[Data records for software interfaces]
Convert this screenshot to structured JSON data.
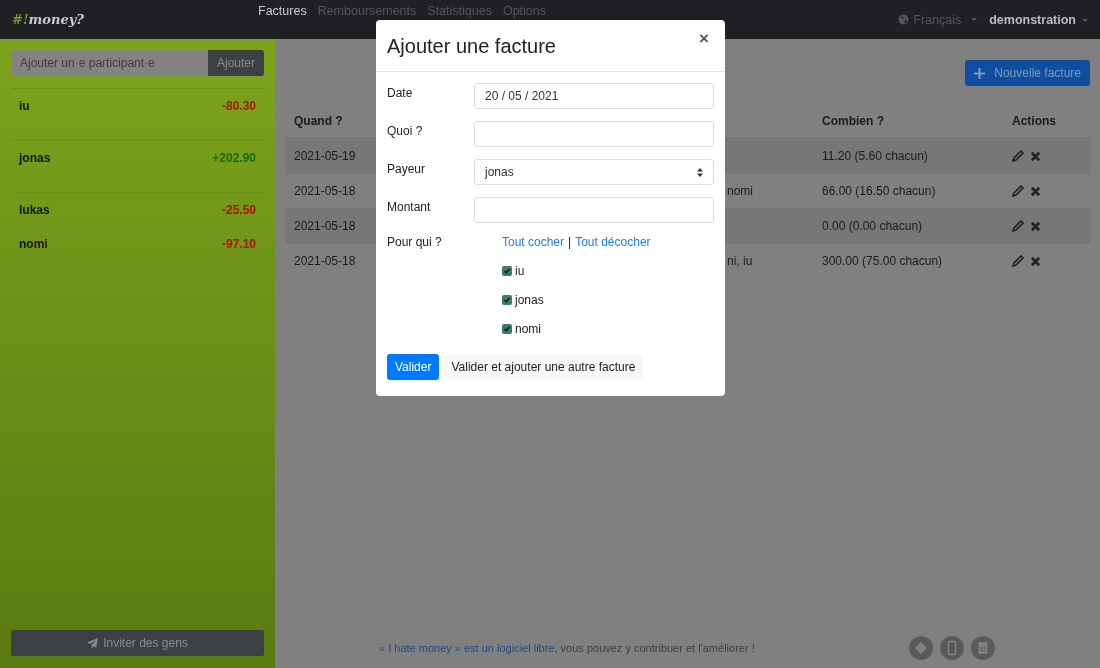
{
  "navbar": {
    "brand": {
      "symbol": "#!",
      "name": "money?"
    },
    "links": [
      {
        "label": "Factures",
        "selected": true
      },
      {
        "label": "Remboursements",
        "selected": false
      },
      {
        "label": "Statistiques",
        "selected": false
      },
      {
        "label": "Options",
        "selected": false
      }
    ],
    "language": "Français",
    "user": "demonstration"
  },
  "sidebar": {
    "add_field": {
      "placeholder": "Ajouter un·e participant·e"
    },
    "add_button": "Ajouter",
    "participants": [
      {
        "name": "iu",
        "balance": "-80.30",
        "color": "#a01c00"
      },
      {
        "name": "jonas",
        "balance": "+202.90",
        "color": "#1c6a00"
      },
      {
        "name": "lukas",
        "balance": "-25.50",
        "color": "#a01c00"
      },
      {
        "name": "nomi",
        "balance": "-97.10",
        "color": "#a01c00"
      }
    ],
    "invite_button": "Inviter des gens"
  },
  "main": {
    "new_bill_button": "Nouvelle facture",
    "table": {
      "columns": [
        "Quand ?",
        "Combien ?",
        "Actions"
      ],
      "rows": [
        {
          "date": "2021-05-19",
          "amount": "11.20 (5.60 chacun)"
        },
        {
          "date": "2021-05-18",
          "column_3": "nomi",
          "amount": "66.00 (16.50 chacun)"
        },
        {
          "date": "2021-05-18",
          "amount": "0.00 (0.00 chacun)"
        },
        {
          "date": "2021-05-18",
          "column_3": "ni, iu",
          "amount": "300.00 (75.00 chacun)"
        }
      ]
    },
    "footer": {
      "link": "« I hate money » est un logiciel libre",
      "text": ", vous pouvez y contribuer et l'améliorer !"
    }
  },
  "modal": {
    "title": "Ajouter une facture",
    "close": "×",
    "fields": [
      {
        "label": "Date",
        "kind": "input",
        "value": "20 / 05 / 2021"
      },
      {
        "label": "Quoi ?",
        "kind": "input"
      },
      {
        "label": "Payeur",
        "kind": "select",
        "value": "jonas"
      },
      {
        "label": "Montant",
        "kind": "input"
      }
    ],
    "for_whom": {
      "label": "Pour qui ?",
      "check_all": "Tout cocher",
      "separator": "|",
      "uncheck_all": "Tout décocher",
      "people": [
        {
          "name": "iu",
          "checked": true
        },
        {
          "name": "jonas",
          "checked": true
        },
        {
          "name": "nomi",
          "checked": true
        }
      ]
    },
    "buttons": [
      {
        "label": "Valider",
        "kind": "primary"
      },
      {
        "label": "Valider et ajouter une autre facture",
        "kind": "secondary"
      }
    ]
  }
}
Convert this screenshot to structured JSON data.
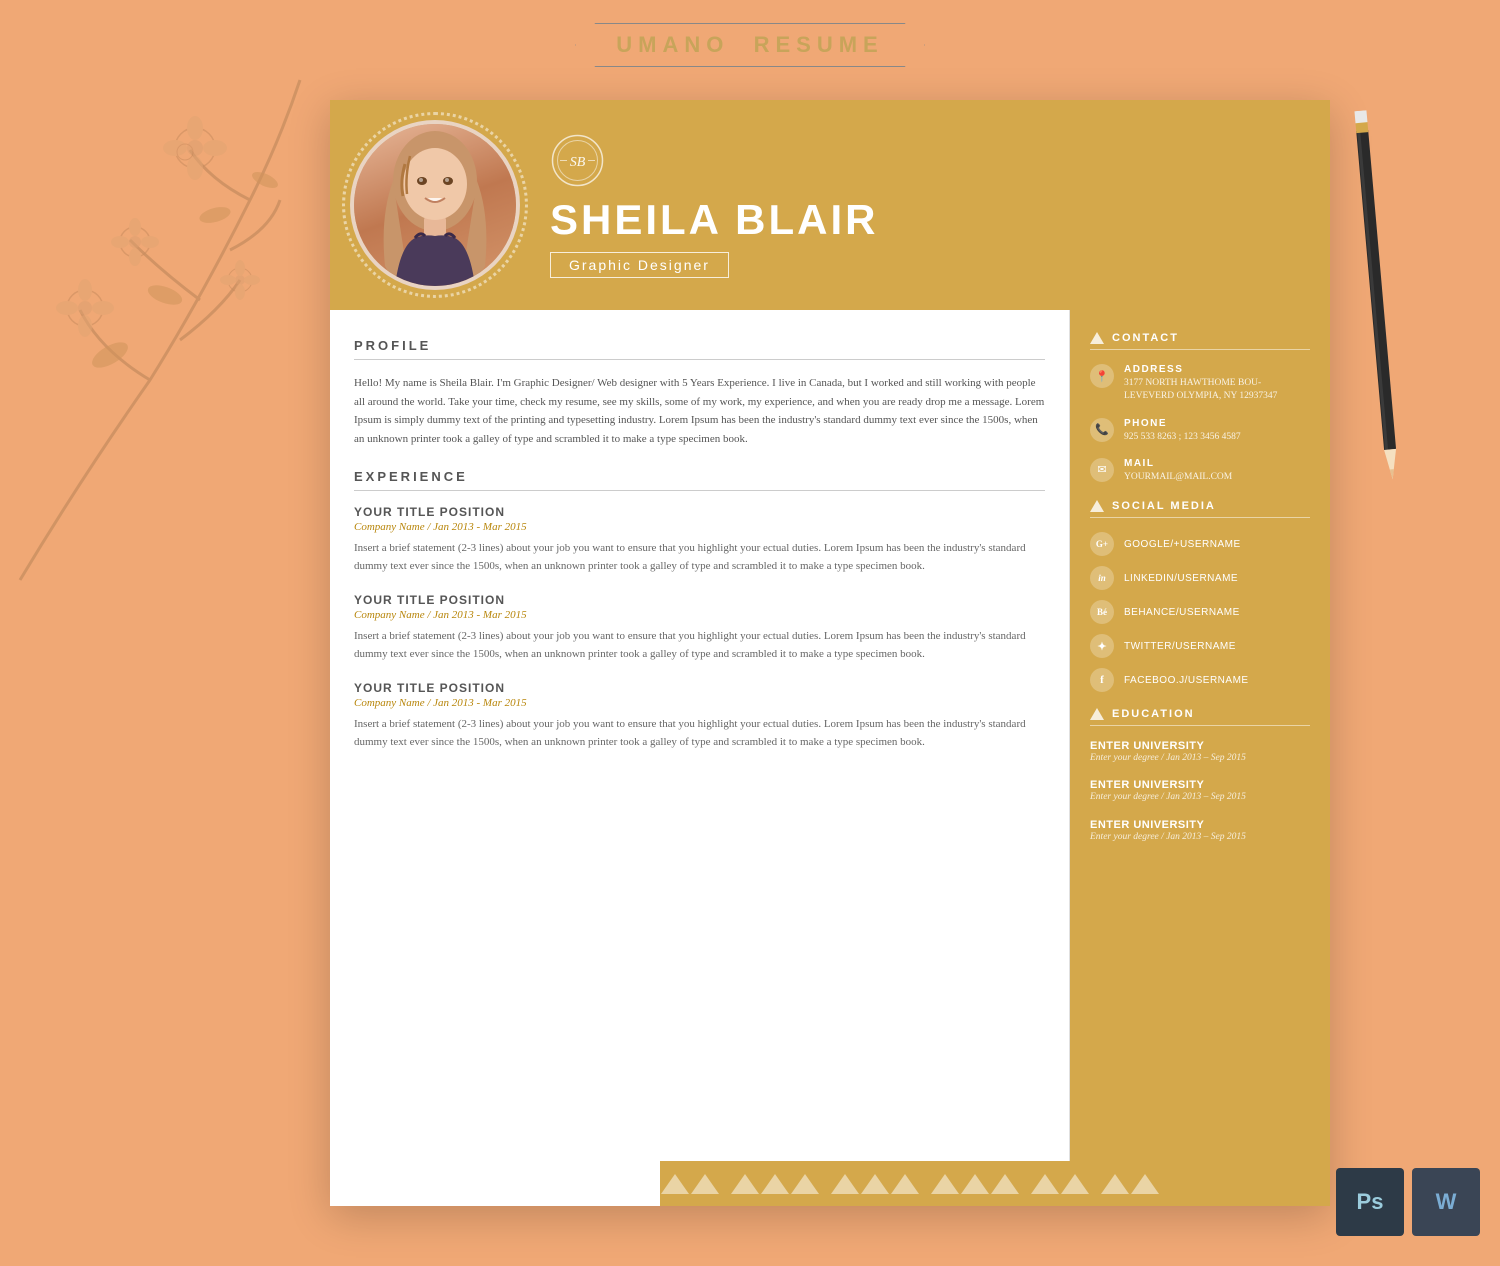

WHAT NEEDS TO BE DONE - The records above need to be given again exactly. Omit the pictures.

THE ANSWER -
Convert this screenshot to structured JSON data.
{
  "navbar": {
    "brand": {
      "symbol": "#!",
      "name": "money?"
    },
    "links": [
      {
        "label": "Factures",
        "selected": true
      },
      {
        "label": "Remboursements",
        "selected": false
      },
      {
        "label": "Statistiques",
        "selected": false
      },
      {
        "label": "Options",
        "selected": false
      }
    ],
    "language": "Français",
    "user": "demonstration"
  },
  "sidebar": {
    "add_field": {
      "placeholder": "Ajouter un·e participant·e"
    },
    "add_button": "Ajouter",
    "participants": [
      {
        "name": "iu",
        "balance": "-80.30",
        "color": "#a01c00"
      },
      {
        "name": "jonas",
        "balance": "+202.90",
        "color": "#1c6a00"
      },
      {
        "name": "lukas",
        "balance": "-25.50",
        "color": "#a01c00"
      },
      {
        "name": "nomi",
        "balance": "-97.10",
        "color": "#a01c00"
      }
    ],
    "invite_button": "Inviter des gens"
  },
  "main": {
    "new_bill_button": "Nouvelle facture",
    "table": {
      "columns": [
        "Quand ?",
        "Combien ?",
        "Actions"
      ],
      "rows": [
        {
          "date": "2021-05-19",
          "amount": "11.20 (5.60 chacun)"
        },
        {
          "date": "2021-05-18",
          "column_3": "nomi",
          "amount": "66.00 (16.50 chacun)"
        },
        {
          "date": "2021-05-18",
          "amount": "0.00 (0.00 chacun)"
        },
        {
          "date": "2021-05-18",
          "column_3": "ni, iu",
          "amount": "300.00 (75.00 chacun)"
        }
      ]
    },
    "footer": {
      "link": "« I hate money » est un logiciel libre",
      "text": ", vous pouvez y contribuer et l'améliorer !"
    }
  },
  "modal": {
    "title": "Ajouter une facture",
    "close": "×",
    "fields": [
      {
        "label": "Date",
        "kind": "input",
        "value": "20 / 05 / 2021"
      },
      {
        "label": "Quoi ?",
        "kind": "input"
      },
      {
        "label": "Payeur",
        "kind": "select",
        "value": "jonas"
      },
      {
        "label": "Montant",
        "kind": "input"
      }
    ],
    "for_whom": {
      "label": "Pour qui ?",
      "check_all": "Tout cocher",
      "separator": "|",
      "uncheck_all": "Tout décocher",
      "people": [
        {
          "name": "iu",
          "checked": true
        },
        {
          "name": "jonas",
          "checked": true
        },
        {
          "name": "nomi",
          "checked": true
        }
      ]
    },
    "buttons": [
      {
        "label": "Valider",
        "kind": "primary"
      },
      {
        "label": "Valider et ajouter une autre facture",
        "kind": "secondary"
      }
    ]
  }
}
Convert this screenshot to structured JSON data.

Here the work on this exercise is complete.